TASK DESCRIPTION:
Look through the entries below and count the lines that contain "Intro". Reply with that number only.
THE INPUT below:
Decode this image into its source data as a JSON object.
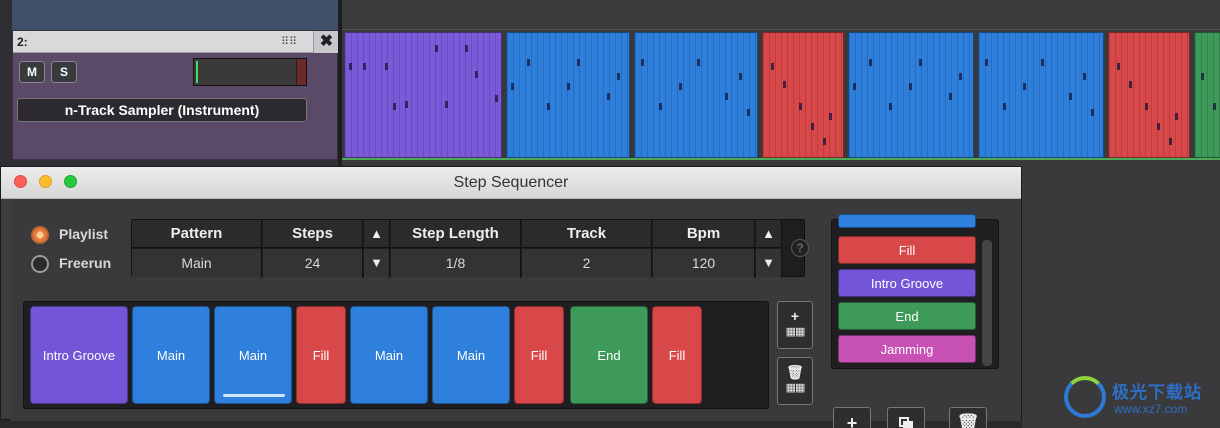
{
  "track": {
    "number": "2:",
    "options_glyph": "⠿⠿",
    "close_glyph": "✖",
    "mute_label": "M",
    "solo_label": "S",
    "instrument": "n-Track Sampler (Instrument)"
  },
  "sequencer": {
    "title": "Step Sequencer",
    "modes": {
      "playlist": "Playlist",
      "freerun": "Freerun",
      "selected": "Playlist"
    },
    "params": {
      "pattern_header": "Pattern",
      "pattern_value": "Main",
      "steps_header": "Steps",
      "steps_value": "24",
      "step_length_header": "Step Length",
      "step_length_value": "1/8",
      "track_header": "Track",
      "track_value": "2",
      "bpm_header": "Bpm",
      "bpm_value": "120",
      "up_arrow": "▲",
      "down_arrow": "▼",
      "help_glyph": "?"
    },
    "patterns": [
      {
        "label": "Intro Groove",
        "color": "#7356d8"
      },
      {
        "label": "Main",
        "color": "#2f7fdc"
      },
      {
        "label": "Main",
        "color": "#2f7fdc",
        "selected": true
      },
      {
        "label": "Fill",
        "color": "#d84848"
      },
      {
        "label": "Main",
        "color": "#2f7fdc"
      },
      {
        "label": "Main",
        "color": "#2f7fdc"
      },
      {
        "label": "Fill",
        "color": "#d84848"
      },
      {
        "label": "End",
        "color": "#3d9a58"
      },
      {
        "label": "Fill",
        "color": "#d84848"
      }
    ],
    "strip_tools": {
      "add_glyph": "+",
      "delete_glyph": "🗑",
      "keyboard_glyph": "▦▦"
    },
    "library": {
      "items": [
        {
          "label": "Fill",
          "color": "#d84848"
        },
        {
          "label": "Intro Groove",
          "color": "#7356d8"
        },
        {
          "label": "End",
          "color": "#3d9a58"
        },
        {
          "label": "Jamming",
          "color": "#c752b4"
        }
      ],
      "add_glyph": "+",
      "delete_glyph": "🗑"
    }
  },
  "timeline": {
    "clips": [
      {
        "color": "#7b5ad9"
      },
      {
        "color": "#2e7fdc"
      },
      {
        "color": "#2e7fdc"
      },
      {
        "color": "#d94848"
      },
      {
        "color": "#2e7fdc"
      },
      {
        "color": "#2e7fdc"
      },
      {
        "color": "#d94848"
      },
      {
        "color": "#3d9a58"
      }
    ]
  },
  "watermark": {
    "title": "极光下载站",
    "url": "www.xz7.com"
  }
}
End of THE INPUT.
EXPECTED ANSWER:
2